running into a
Manhattan office, for example, and revealing the names of 25 telecommunications

the executives suggested that Gorman and Schintler not be allowed to leave
the building with the laptop.

Businesses are particularly sensitive abou
t such data. They don't want to lose consumer
confidence, don't want to be liable for security lapses and don't want competitors to know
about their weaknesses. The CIOs for Wells Fargo and Mellon Financial Corp. attended
the meeting. Neither would comment

for this story.

Catherine Allen, chief executive of BITS, the technology group for the financial services
roundtable, said the attendees were "amazed" and "concerned" to see how interdependent
their systems were. Following the presentation, she said, the
y decided to hold an exercise
in an undisclosed Midwestern city this summer. They plan to simulate a cyber assault and
a bomb attack jointly with the telecommunications industry and the National
Communications System to measure the impact on financial serv

McCarthy hopes that by identifying vulnerabilities, the GMU research will help solve a
risk management problem: "We know we can't have a policeman at every bank and
switching facility, so what things do you secure?"
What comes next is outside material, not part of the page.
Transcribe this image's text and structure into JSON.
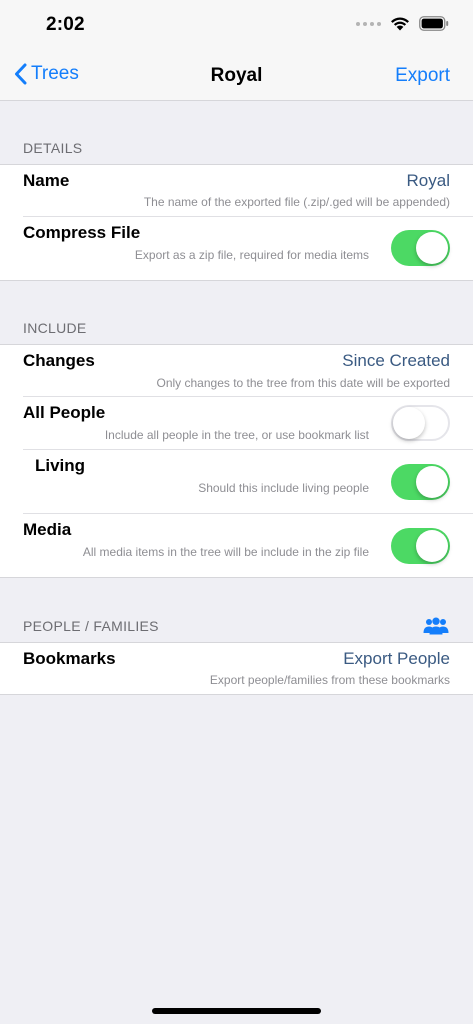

Terrorists, presumably, are expl
oring the question from the other end. In December 2001,
bin Laden appeared in a videotape and urged the destruction of the U.S. economy. He
smiled occasionally, leaned into the camera and said, "This economic hemorrhaging
continues until today, but requir
es more blows. And the youth should try to find the joints
of the American economy and hit the enemy in these joints, with God's permission."

Every day, Gorman tries to identify those "joints," sitting in a gray cinderblock lab
secured by an electronic loc
k, multiple sign
on codes and a paper shredder. No one other
than Gorman, Schintler or their research instructor, Rajendra Kulkarni, is allowed inside;
they even take out their own trash. When their computer crashed, they removed the hard
drive, froze it,
smashed it and rubbed magnets over the surface to erase the data.

The university has imposed the security guidelines. It is trying to build a cooperative
relationship with the Department of Homeland Security. Brenton Greene, director for
infrastructure co
ordination at DHS, described the project as "a cookbook of how to
exploit the vulnerabilities of our nation's infrastructure." He applauds Gorman's work, as
long as he refrains from publishing details. "We would recommend this not be openly
distributed," h
e said.

Greene is trying to help the center get federal funding. ("The government uses research
funding as a carrot to induce people to refrain from speech they would otherwise engage
in," said Kathleen Sullivan, dean of Stanford Law School. "If it were a

command, it
would be unconstitutional.")

All this is a bit heavy for Gorman, who is in many ways a typical student. His Christmas
lights are still up in July; his living room couch came from a trash pile on the curb. Twice
a day, Gorman rows on the Potoma
c. Out on the water, pulling the oars, he can stop
thinking about how someone could bring down the New York Stock Exchange or cripple
the Federal Reserve's ability to transfer money.

On a recent afternoon, he drove his Jeep from the Fairfax campus toward
the river. Along
the way he talked about his dilemma: not wanting to hurt national security; not wanting
to ruin his career as an academic.

"Is this going to completely squash me?" he said, biting his fingernail. GMU has
determined that he will publish on
ly the most general aspects of his work. "Academics
make their name as an expert in something. . . . If I can't talk about it, it's hard to get
hired. It's hard to put 'classified' on your list of publications on your résumé."

As he drove along Route 50, h
e pointed out a satellite tower and a Verizon installation.
Somewhere in Arlington he took a wrong turn and stopped to ask for directions. It has
always been that way with him. He's great at maps, but somehow he ends up lost.